True was forced to settle for second at 55:58. Taylor Knibb, also of the United States, placed third with a time of 56:07.
“I’ve been down in Phoenix the last couple of months with Jono’s group where I have been pushed in my run training so I knew I was running pretty well,” added Brown, who has been injury free for a year. “I have been training really patient and I have a renewed excitement for training. I have had so much energy the last couple of months and I’m just amped to race.”
Dominika Jamnicky, of Guelph, Ont., grabbed the final spot in the top-five with a time of 56:40.
Meanwhile, Victoria’s Matt Sharpe continued to validate a solid winter season of training with a third-place finish in the men’s CAMTRI sprint race.
Building on an 11th-place World Cup finish in Cape Town one month ago, Sharpe was back on this side of the pond where he battled to the bronze medal on Saturday. Sharpe clocked-in at 51:14.

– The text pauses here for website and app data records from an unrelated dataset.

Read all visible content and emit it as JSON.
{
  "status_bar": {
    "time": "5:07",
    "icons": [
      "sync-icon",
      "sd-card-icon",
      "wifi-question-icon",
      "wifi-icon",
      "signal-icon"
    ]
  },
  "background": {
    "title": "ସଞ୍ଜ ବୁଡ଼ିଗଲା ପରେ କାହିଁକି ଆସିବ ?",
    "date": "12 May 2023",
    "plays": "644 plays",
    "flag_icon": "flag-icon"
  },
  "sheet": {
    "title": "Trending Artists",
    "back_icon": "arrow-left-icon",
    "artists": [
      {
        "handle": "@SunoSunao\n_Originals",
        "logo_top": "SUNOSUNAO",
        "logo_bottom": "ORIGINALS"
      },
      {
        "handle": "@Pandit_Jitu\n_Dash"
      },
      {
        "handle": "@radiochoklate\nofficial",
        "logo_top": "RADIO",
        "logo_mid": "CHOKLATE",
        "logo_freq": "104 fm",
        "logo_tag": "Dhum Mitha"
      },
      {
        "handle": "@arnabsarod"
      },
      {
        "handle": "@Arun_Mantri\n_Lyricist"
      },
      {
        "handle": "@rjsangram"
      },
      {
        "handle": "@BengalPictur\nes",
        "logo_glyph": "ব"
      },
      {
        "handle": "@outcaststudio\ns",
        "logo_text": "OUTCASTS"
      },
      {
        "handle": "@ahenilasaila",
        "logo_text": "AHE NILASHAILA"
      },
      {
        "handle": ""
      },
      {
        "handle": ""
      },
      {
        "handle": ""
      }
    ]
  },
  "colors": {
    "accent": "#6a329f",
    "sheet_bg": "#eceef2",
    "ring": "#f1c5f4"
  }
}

“I had a decent swim, not amazing, but good enough. The bike was chaotic at times with no incentive to push too hard, and the run was about as good as I could have done today so I’m proud of my effort,” said Sharpe.
“I worked my butt off on the run to hang with the leaders as long as I did. So that was quite good. In honesty, I’m pretty ticked off with third because I really wanted to win today. But the guys ahead of me were stronger on the run so hats off to them.”
Sharpe finished four seconds off the golden mark of 51:10 set by Mexico’s Rodrigo Gonzalez. Eli Hemming, of the United States, was second at 51:12.
John Rasmussen, of Ancaster, Ont., finished behind Sharpe just off the podium in fourth with a time of 51:28. Quebec City’s Alexis Lepage settled for sixth place at 51:53.
After battling through a string of injuries and setbacks for multiple seasons, the 25-year-old Sharpe has been making steady progress into a top athlete while regularly posting career-best finishes over the last 14 months. He ran to his first World Cup podium in Montreal last summer when he was second, and backed that performance up with a career-best 11th at the World Triathlon Series in Edmonton.
“It’s been a very consistent period of training under my coach Jono Hall. If I’m being honest I haven’t been the easiest athlete to deal with, so I’m very grateful he’s stuck it out with me as long as he has,” said Sharpe. “I’m trying to be better and have started making better decisions – trying to be less ego-based and that is paying off.”
Baby Canucks Win Silver and Bronze in Junior Women’s North American Championships
Canada’s Hannah Henry and Kyla Roy delivered a one-two punch in the junior women’s North American Championship race in Sarasota.
Victoria’s Henry was solid in all three legs, finishing in second spot at 59:13, while Winnipeg’s Roy won the bronze medal after crossing the line at 59:29.
“I was surprised and really happy to come out of the water with the front pack,” said Henry. “The bike started off hard and fast, but once we formed a bigger pack we slowed down a bit. I felt strong on the run and stayed with Hye Rim Jeong until she outsprinted me at the end. It feels great to start the season on the podium.”
Henry finished four seconds off the golden mark set by Korea’s Jeong who broke the finishing tape with a time of 59:09.
Roy rebounded after a slow start in the swim where she eventually edged out Bermuda’s Erica Hawley in a photo finish for the final spot on the podium.
“I had a bad start so I had to swim through a bunch of people. We weren’t working well in our pack on the bike so that was frustrating,” said Roy. “There was about a 15-metre gap behind the first two girls on the run that I was trying to close throughout the run, but I ended up in a sprint finish. I’m quite happy with the first race of the season and how my winter training has been going.”
Quebec’s Pavlos Antoniades was the lone Canadian to crack the top-10 in the junior men’s race. Antoniades finished in eighth spot at 56:04.
Darr Smith, of the United States, won the gold in the junior men’s sprint race with a time of 53:28.